PROBLEM.
Set down the entries below exactly as written.

EXTRACTED MATERIAL.
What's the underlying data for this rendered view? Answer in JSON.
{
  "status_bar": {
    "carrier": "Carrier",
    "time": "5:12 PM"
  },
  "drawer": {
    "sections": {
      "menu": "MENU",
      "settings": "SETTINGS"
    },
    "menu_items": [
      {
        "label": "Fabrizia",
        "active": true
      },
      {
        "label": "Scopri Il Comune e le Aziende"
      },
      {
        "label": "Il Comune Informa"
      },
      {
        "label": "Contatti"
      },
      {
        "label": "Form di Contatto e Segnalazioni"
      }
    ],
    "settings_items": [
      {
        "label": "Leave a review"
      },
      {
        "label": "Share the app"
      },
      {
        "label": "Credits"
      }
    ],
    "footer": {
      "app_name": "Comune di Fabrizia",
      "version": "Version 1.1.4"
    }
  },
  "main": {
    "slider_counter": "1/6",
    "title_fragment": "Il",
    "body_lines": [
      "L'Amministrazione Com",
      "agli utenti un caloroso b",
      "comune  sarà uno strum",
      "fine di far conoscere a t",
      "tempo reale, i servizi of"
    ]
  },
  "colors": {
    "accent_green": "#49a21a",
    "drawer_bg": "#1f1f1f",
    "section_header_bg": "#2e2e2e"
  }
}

SOLUTION FOR THIS TASK.
What's the underlying data for this rendered view? Answer in JSON.
{
  "status_bar": {
    "carrier": "Carrier",
    "time": "5:12 PM"
  },
  "drawer": {
    "sections": {
      "menu": "MENU",
      "settings": "SETTINGS"
    },
    "menu_items": [
      {
        "label": "Fabrizia",
        "active": true
      },
      {
        "label": "Scopri Il Comune e le Aziende"
      },
      {
        "label": "Il Comune Informa"
      },
      {
        "label": "Contatti"
      },
      {
        "label": "Form di Contatto e Segnalazioni"
      }
    ],
    "settings_items": [
      {
        "label": "Leave a review"
      },
      {
        "label": "Share the app"
      },
      {
        "label": "Credits"
      }
    ],
    "footer": {
      "app_name": "Comune di Fabrizia",
      "version": "Version 1.1.4"
    }
  },
  "main": {
    "slider_counter": "1/6",
    "title_fragment": "Il",
    "body_lines": [
      "L'Amministrazione Com",
      "agli utenti un caloroso b",
      "comune  sarà uno strum",
      "fine di far conoscere a t",
      "tempo reale, i servizi of"
    ]
  },
  "colors": {
    "accent_green": "#49a21a",
    "drawer_bg": "#1f1f1f",
    "section_header_bg": "#2e2e2e"
  }
}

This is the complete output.